In the response, each entry below should appear again exactly as given.
──────── TASK INPUT ────────
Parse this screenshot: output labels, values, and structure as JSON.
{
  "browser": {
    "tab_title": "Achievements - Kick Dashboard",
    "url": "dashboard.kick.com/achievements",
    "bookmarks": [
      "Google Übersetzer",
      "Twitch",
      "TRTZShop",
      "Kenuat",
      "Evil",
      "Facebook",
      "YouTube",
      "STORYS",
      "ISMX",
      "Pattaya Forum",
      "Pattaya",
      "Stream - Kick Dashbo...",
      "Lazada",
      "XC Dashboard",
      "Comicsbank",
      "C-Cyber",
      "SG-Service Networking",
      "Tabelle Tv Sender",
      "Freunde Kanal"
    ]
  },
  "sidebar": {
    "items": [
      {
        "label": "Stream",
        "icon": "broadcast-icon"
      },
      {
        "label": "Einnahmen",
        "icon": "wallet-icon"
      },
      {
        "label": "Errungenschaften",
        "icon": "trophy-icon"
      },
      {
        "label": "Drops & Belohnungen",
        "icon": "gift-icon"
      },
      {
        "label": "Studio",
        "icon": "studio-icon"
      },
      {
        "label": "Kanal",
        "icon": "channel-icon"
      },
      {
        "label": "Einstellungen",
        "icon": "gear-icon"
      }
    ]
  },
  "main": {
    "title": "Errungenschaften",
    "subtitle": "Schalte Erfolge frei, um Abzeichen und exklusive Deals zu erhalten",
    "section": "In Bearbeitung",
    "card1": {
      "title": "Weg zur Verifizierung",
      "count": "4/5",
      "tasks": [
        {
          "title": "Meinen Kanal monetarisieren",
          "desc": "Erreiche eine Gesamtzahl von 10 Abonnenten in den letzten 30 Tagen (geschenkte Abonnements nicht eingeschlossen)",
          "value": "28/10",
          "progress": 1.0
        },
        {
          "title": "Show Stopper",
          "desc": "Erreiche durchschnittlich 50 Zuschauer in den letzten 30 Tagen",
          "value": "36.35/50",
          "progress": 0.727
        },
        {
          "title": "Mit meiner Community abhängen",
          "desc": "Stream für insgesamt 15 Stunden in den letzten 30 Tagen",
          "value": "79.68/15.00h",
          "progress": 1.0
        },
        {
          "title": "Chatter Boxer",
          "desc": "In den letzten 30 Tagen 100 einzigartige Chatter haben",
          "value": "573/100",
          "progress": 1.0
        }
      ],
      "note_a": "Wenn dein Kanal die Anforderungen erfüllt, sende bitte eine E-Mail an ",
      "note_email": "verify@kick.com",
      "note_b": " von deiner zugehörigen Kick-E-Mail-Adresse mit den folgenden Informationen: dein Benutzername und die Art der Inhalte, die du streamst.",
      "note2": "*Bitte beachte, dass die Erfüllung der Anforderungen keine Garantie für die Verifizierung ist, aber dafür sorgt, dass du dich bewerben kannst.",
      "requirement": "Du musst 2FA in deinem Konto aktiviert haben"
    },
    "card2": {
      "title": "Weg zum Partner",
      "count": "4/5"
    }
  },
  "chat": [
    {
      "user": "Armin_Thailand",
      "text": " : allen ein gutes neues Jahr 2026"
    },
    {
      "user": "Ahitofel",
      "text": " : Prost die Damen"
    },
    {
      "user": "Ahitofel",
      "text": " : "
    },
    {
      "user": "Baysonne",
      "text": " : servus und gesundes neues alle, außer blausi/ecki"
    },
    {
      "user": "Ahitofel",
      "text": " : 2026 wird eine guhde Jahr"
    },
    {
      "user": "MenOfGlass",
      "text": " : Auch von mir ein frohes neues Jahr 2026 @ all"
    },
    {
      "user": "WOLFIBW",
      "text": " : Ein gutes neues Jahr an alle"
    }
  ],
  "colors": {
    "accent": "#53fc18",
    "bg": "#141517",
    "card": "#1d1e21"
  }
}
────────
OUTPUT FOR THIS TASK>
Parse this screenshot: output labels, values, and structure as JSON.
{
  "browser": {
    "tab_title": "Achievements - Kick Dashboard",
    "url": "dashboard.kick.com/achievements",
    "bookmarks": [
      "Google Übersetzer",
      "Twitch",
      "TRTZShop",
      "Kenuat",
      "Evil",
      "Facebook",
      "YouTube",
      "STORYS",
      "ISMX",
      "Pattaya Forum",
      "Pattaya",
      "Stream - Kick Dashbo...",
      "Lazada",
      "XC Dashboard",
      "Comicsbank",
      "C-Cyber",
      "SG-Service Networking",
      "Tabelle Tv Sender",
      "Freunde Kanal"
    ]
  },
  "sidebar": {
    "items": [
      {
        "label": "Stream",
        "icon": "broadcast-icon"
      },
      {
        "label": "Einnahmen",
        "icon": "wallet-icon"
      },
      {
        "label": "Errungenschaften",
        "icon": "trophy-icon"
      },
      {
        "label": "Drops & Belohnungen",
        "icon": "gift-icon"
      },
      {
        "label": "Studio",
        "icon": "studio-icon"
      },
      {
        "label": "Kanal",
        "icon": "channel-icon"
      },
      {
        "label": "Einstellungen",
        "icon": "gear-icon"
      }
    ]
  },
  "main": {
    "title": "Errungenschaften",
    "subtitle": "Schalte Erfolge frei, um Abzeichen und exklusive Deals zu erhalten",
    "section": "In Bearbeitung",
    "card1": {
      "title": "Weg zur Verifizierung",
      "count": "4/5",
      "tasks": [
        {
          "title": "Meinen Kanal monetarisieren",
          "desc": "Erreiche eine Gesamtzahl von 10 Abonnenten in den letzten 30 Tagen (geschenkte Abonnements nicht eingeschlossen)",
          "value": "28/10",
          "progress": 1.0
        },
        {
          "title": "Show Stopper",
          "desc": "Erreiche durchschnittlich 50 Zuschauer in den letzten 30 Tagen",
          "value": "36.35/50",
          "progress": 0.727
        },
        {
          "title": "Mit meiner Community abhängen",
          "desc": "Stream für insgesamt 15 Stunden in den letzten 30 Tagen",
          "value": "79.68/15.00h",
          "progress": 1.0
        },
        {
          "title": "Chatter Boxer",
          "desc": "In den letzten 30 Tagen 100 einzigartige Chatter haben",
          "value": "573/100",
          "progress": 1.0
        }
      ],
      "note_a": "Wenn dein Kanal die Anforderungen erfüllt, sende bitte eine E-Mail an ",
      "note_email": "verify@kick.com",
      "note_b": " von deiner zugehörigen Kick-E-Mail-Adresse mit den folgenden Informationen: dein Benutzername und die Art der Inhalte, die du streamst.",
      "note2": "*Bitte beachte, dass die Erfüllung der Anforderungen keine Garantie für die Verifizierung ist, aber dafür sorgt, dass du dich bewerben kannst.",
      "requirement": "Du musst 2FA in deinem Konto aktiviert haben"
    },
    "card2": {
      "title": "Weg zum Partner",
      "count": "4/5"
    }
  },
  "chat": [
    {
      "user": "Armin_Thailand",
      "text": " : allen ein gutes neues Jahr 2026"
    },
    {
      "user": "Ahitofel",
      "text": " : Prost die Damen"
    },
    {
      "user": "Ahitofel",
      "text": " : "
    },
    {
      "user": "Baysonne",
      "text": " : servus und gesundes neues alle, außer blausi/ecki"
    },
    {
      "user": "Ahitofel",
      "text": " : 2026 wird eine guhde Jahr"
    },
    {
      "user": "MenOfGlass",
      "text": " : Auch von mir ein frohes neues Jahr 2026 @ all"
    },
    {
      "user": "WOLFIBW",
      "text": " : Ein gutes neues Jahr an alle"
    }
  ],
  "colors": {
    "accent": "#53fc18",
    "bg": "#141517",
    "card": "#1d1e21"
  }
}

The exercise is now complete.